SBA’s New Rules on Joint Ventures and Mentor-Protégé Program
The U.S. Small Business Administration (SBA) amended its regulations pertaining to Small Business Joint Ventures and the Mentor-Protégé Programs on July 25, 2016. These amendments became effective on August 24, 2016. Below are a few of the major changes:
SBA has amended its regulations to implement provisions of the Small Business Jobs Act of 2010, and the National Defense Authorization Act for Fiscal Year 2013. The amended regulations establish a Government-wide mentor-protégé program for all small business concerns, consistent with SBA's mentor-protégé program for Participants in SBA's 8(a) Business Development (BD) program. The amendment also changes the current joint venture provisions to clarify the conditions for creating and operating joint venture partnerships, including the effect of such partnerships on any mentor-protégé relationships. The new rule additionally makes changes to current size, 8(a) Office of Hearings and Appeals and HUBZone regulations, concerning among other things, ownership and control, changes in primary industry, standards of review and interested party status for some appeals.
Universal Mentor-Protégé Program
The SBA has established a single “universal” mentor-protégé program for use by all small businesses, as opposed to having separate programs for the SDVOSB, HUBZone, WOSB and small business firms. The SBA’s goal was to make the small business mentor-protégé program as identical as possible to the 8(a) mentor-protégé program. To achieve this goal, one major change in the regulations is to disallow non-profit organizations from serving as mentors under the mentor-protégé program. The current law governing 8(a) contracts allows non-profit entities to serve as mentors, however, effective August 24, 2016, non-profit entities will no longer be permitted to serve as mentors under the 8(a) mentor-protégé program.
Other important rule changes under the “universal” mentor-protégé program are as follows:
Mentor Qualifications. Any for-profit business concern that demonstrates a commitment and the ability to assist small business concerns may be approved to serve as a mentor and receive the benefits of the mentor-protege program. The for-profit business concerns include 8(a) program businesses, HUBZone firms, other small businesses and large businesses.

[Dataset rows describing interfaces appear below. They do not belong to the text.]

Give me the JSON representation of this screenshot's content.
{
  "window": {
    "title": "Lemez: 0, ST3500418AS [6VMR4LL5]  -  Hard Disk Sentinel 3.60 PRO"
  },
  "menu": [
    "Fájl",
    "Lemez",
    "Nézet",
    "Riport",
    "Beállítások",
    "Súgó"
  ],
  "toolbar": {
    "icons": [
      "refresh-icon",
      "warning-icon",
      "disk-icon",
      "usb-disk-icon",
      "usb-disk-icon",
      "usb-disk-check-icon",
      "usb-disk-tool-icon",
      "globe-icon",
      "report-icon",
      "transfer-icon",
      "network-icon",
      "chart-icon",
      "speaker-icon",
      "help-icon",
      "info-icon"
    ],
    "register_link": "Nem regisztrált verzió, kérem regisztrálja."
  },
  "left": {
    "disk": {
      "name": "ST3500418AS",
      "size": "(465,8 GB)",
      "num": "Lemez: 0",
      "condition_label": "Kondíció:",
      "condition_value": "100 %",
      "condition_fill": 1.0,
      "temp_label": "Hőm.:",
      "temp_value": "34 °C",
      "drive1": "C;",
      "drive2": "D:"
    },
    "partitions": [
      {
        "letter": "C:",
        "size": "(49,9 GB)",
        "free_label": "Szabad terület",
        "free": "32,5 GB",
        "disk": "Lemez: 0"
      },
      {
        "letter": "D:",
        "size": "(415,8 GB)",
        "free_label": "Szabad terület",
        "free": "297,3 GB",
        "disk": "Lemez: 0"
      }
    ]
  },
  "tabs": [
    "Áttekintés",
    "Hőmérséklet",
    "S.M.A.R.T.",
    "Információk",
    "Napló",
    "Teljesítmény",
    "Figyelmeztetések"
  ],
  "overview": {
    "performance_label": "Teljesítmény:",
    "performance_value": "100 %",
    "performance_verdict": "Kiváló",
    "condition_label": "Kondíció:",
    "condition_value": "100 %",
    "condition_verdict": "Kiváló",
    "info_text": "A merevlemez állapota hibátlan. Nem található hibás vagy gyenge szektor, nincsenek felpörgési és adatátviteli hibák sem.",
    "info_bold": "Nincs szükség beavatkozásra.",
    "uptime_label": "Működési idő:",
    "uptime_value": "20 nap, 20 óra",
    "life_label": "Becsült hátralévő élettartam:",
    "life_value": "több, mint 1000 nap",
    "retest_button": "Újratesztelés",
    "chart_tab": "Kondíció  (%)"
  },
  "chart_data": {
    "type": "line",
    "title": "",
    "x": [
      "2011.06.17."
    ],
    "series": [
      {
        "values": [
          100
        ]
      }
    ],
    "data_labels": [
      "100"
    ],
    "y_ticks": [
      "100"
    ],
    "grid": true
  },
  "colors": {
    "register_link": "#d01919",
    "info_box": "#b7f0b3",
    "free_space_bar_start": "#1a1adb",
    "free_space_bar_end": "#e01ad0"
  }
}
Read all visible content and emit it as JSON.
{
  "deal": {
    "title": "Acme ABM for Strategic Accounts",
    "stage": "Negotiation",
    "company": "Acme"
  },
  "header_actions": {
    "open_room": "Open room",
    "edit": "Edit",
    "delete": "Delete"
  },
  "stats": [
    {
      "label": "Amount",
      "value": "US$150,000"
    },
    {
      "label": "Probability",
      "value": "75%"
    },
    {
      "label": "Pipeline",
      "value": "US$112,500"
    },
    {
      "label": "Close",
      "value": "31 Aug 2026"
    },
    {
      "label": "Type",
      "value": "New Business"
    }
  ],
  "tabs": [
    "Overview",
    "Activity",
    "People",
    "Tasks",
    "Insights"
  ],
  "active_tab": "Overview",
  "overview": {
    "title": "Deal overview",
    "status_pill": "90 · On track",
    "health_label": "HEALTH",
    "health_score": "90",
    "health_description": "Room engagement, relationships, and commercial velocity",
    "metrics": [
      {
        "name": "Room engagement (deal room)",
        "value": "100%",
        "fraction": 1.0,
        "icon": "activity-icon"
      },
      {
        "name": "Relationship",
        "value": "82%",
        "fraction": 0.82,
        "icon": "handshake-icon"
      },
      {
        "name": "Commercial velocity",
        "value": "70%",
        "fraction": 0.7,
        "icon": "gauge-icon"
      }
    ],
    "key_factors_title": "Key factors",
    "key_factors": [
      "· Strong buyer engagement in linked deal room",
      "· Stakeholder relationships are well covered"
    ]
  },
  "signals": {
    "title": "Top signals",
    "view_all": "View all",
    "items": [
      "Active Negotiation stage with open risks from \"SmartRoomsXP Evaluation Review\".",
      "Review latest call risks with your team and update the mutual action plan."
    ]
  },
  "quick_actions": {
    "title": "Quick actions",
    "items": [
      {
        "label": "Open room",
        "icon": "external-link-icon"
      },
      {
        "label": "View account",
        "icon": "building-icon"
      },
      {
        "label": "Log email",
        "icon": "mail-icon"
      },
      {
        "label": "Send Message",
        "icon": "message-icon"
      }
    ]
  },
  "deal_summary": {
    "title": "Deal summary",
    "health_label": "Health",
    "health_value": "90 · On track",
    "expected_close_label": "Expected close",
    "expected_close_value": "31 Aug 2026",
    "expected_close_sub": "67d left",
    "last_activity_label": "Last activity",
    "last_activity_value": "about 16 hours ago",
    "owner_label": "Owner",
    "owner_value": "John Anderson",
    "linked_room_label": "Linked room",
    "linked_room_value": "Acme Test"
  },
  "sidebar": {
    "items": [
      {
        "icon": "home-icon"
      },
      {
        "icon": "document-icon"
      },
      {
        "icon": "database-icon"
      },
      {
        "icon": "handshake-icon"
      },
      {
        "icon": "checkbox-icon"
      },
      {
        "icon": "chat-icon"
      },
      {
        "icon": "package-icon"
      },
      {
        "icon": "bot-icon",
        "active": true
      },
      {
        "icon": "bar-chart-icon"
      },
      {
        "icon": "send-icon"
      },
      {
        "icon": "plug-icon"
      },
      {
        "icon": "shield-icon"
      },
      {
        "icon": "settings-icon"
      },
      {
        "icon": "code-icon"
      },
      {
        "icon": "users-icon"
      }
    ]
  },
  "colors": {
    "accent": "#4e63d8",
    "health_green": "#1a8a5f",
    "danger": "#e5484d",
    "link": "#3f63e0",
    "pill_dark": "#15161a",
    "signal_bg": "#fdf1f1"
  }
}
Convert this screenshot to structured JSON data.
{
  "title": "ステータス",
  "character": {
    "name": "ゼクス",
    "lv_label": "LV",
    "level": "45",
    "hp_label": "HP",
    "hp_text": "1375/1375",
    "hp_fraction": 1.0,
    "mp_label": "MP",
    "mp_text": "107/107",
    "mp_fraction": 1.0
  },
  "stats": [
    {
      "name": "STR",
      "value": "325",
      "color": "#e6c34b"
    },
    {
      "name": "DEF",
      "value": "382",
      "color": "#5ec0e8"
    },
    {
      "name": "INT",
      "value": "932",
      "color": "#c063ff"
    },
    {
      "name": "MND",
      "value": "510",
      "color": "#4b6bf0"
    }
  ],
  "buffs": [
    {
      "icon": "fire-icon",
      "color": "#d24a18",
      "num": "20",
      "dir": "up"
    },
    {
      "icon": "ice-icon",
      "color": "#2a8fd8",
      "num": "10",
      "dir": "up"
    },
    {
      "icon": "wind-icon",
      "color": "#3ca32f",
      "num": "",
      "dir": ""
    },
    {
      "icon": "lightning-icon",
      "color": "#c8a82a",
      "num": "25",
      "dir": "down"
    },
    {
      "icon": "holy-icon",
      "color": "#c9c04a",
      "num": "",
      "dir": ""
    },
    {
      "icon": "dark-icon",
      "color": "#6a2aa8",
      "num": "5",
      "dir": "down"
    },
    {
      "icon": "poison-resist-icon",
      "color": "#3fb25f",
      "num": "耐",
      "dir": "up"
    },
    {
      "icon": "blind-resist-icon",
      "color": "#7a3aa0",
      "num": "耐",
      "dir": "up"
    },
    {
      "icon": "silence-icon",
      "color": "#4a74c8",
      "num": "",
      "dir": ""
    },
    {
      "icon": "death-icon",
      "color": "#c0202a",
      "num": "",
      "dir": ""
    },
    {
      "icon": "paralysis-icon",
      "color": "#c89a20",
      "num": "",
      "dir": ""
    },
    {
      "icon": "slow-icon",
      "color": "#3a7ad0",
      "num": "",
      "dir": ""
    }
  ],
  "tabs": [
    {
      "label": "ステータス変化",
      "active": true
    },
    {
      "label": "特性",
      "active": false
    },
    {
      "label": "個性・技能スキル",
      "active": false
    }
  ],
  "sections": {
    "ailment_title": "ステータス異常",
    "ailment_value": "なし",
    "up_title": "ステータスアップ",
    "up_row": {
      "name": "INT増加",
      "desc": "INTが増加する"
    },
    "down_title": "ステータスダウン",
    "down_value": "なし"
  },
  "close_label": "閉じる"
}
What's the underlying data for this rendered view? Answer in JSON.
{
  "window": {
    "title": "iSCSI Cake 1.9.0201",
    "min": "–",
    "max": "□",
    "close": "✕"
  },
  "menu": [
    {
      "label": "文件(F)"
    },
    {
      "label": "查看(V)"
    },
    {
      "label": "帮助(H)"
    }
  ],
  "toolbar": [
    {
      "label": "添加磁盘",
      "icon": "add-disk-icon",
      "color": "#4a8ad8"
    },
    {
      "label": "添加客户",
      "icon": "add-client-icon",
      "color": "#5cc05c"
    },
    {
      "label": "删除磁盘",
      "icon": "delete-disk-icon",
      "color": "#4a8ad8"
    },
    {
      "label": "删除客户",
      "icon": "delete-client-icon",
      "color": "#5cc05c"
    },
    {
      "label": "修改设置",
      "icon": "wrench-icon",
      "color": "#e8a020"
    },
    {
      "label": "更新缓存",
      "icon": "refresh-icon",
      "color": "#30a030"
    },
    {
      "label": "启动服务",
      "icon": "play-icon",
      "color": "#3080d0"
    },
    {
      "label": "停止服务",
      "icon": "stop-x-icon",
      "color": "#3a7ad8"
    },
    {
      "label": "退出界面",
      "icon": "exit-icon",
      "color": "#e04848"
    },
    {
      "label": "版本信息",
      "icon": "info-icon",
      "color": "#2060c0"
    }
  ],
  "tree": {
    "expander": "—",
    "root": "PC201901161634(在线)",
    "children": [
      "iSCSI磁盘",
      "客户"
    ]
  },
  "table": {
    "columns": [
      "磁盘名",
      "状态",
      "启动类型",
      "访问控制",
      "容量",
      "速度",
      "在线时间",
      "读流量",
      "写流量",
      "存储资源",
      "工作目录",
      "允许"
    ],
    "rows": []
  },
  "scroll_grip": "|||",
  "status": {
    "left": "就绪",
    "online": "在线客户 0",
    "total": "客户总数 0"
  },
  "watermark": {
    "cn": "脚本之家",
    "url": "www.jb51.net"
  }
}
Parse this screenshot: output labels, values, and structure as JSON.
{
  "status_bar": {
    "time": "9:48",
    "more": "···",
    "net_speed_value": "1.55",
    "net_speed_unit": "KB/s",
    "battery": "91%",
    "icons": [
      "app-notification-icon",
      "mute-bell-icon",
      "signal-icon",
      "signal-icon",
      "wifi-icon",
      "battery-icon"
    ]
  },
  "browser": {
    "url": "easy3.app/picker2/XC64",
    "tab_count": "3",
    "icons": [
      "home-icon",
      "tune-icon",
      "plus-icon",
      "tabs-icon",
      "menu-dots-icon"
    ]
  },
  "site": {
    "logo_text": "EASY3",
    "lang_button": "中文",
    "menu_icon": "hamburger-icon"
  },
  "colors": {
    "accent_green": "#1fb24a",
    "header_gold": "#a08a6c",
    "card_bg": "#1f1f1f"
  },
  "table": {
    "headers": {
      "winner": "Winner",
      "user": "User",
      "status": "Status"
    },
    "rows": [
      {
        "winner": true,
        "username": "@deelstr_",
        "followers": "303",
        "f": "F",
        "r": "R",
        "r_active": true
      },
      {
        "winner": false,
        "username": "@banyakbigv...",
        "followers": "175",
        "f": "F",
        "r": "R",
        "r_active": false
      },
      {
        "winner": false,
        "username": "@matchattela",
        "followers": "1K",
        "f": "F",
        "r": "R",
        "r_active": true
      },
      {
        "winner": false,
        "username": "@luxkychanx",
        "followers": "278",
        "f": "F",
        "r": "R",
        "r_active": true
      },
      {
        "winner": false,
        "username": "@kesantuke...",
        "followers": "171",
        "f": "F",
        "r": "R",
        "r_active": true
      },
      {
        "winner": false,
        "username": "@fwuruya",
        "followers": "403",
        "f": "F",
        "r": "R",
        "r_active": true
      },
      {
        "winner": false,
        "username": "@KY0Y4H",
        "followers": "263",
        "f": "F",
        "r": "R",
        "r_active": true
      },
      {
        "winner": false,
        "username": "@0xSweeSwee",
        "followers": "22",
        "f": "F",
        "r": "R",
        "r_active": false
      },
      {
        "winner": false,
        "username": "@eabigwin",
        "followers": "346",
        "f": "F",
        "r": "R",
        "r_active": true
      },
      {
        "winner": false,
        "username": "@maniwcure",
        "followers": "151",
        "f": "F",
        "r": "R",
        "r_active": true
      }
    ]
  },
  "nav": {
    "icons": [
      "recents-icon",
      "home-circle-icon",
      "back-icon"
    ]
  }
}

Protege Qualifications. A business concern that qualifies as small for the size standard corresponding to its primary NAICS code or identifies that it is seeking business development assistant with respect to a secondary NAICS code, and qualify as small for the size standard corresponding to that NAICS code. The business concern must also demonstrate how the business development assistance to be received through its proposed mentor-protégé relationship would advance the goals and objectives set forth in its business plan.
Number of Proteges. Generally, a mentor participating in any mentor-protege program will have no more than one protege at a time. The SBA may, however, authorize more than one mentor, but not more than three, if it can be demonstrated that the additional mentor-protégé relationship will not adversely affect the development of either protégé firm. (13 CFR 125.9)
Number of Mentors. Generally, a protege will have one mentor at a time, however, the SBA may approve a second mentor for a particular protégé firm where the second relationship will not compete or otherwise conflict with the assistance set forth in the first mentor-protégé relationship, and (i) the second relationship pertains to an unrelated NAICS code, or (ii) the protégé firm is seeking to acquire a specific expertise that the firm mentor does not possess.
Written Agreement. A written agreement setting forth the protégé’s needs and a detailed description of the benefits intended to be derived by the protégé must be entered into and executed by both the mentor and protégé.
“Populated” JVs Eliminated
One major change in the SBA’s new regulations is the elimination of populated joint ventures. Under prior law, a joint venture could be either populated or unpopulated. A populated joint venture will hire its own employees and operate as a separate independent entity performing contracts using its own employees, as opposed to an unpopulated joint venture which uses each of the joint venture member’s employees performing contracts. The new rule states that if a joint venture is a formal separate legal entity, such joint venture is prohibited from populating with its own hires to perform contracts awarded to the joint venture. The new rule allows a joint venture to have its own separate employees for administrative functions only. It may not have its own separate employee hires to perform contracts awarded to the joint venture.
The regulations applicable to the HUBZone program have also been amended to allow a joint venture between a qualified HUBZone small business and one or more other small businesses, or with an approved mentor under 13 CFR 124.520 or 13 CFR 125.9. Under previous law, joint ventures for HUBZone contracts were permitted only in those cases where all parties to the joint venture were HUBZone certified.